[Start of Attachment]

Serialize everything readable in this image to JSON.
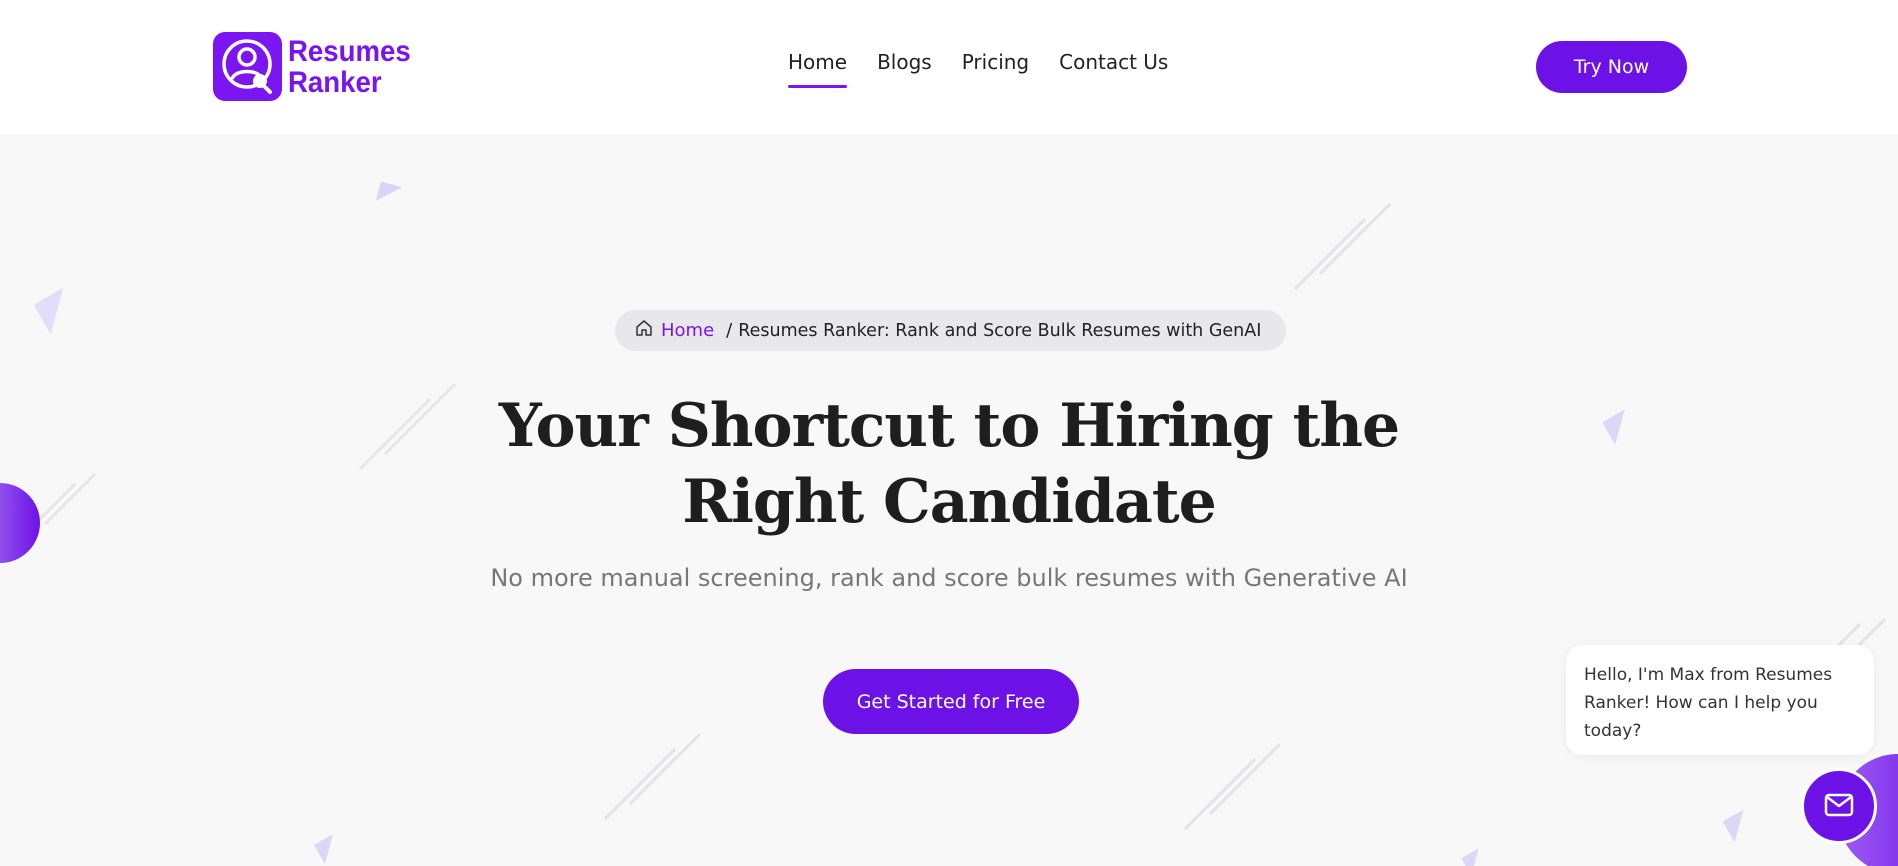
{
  "brand": {
    "name_line1": "Resumes",
    "name_line2": "Ranker",
    "color": "#7b16f2"
  },
  "nav": {
    "items": [
      {
        "label": "Home",
        "active": true
      },
      {
        "label": "Blogs",
        "active": false
      },
      {
        "label": "Pricing",
        "active": false
      },
      {
        "label": "Contact Us",
        "active": false
      }
    ],
    "cta_label": "Try Now"
  },
  "breadcrumb": {
    "home_icon": "home-icon",
    "home_label": "Home",
    "separator": "/",
    "current": "Resumes Ranker: Rank and Score Bulk Resumes with GenAI"
  },
  "hero": {
    "title_line1": "Your Shortcut to Hiring the",
    "title_line2": "Right Candidate",
    "subtitle": "No more manual screening, rank and score bulk resumes with Generative AI",
    "cta_label": "Get Started for Free"
  },
  "chat": {
    "message": "Hello, I'm Max from Resumes Ranker! How can I help you today?",
    "button_icon": "mail-icon"
  },
  "colors": {
    "accent": "#6d12e6",
    "background": "#f8f8f9",
    "text": "#1e1e1e"
  }
}
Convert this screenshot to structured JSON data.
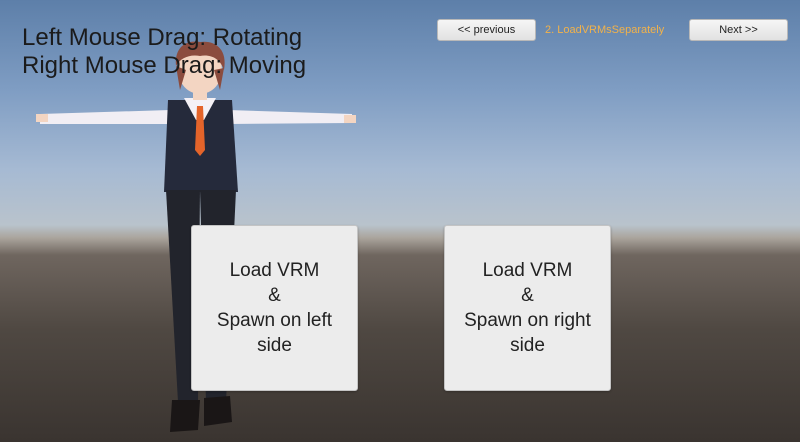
{
  "help": {
    "line1": "Left Mouse Drag: Rotating",
    "line2": "Right Mouse Drag: Moving"
  },
  "nav": {
    "previous_label": "<<  previous",
    "scene_name": "2. LoadVRMsSeparately",
    "next_label": "Next >>"
  },
  "buttons": {
    "left": {
      "line1": "Load VRM",
      "line2": "&",
      "line3": "Spawn on left side"
    },
    "right": {
      "line1": "Load VRM",
      "line2": "&",
      "line3": "Spawn on right side"
    }
  },
  "colors": {
    "sky": "#7f9dc3",
    "ground": "#4f4842",
    "scene_name": "#f2b24a"
  }
}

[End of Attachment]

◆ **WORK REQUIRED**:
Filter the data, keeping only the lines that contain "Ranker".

◆ **OUTPUT BELOW**:
    "name_line2": "Ranker",
    "current": "Resumes Ranker: Rank and Score Bulk Resumes with GenAI"
    "message": "Hello, I'm Max from Resumes Ranker! How can I help you today?",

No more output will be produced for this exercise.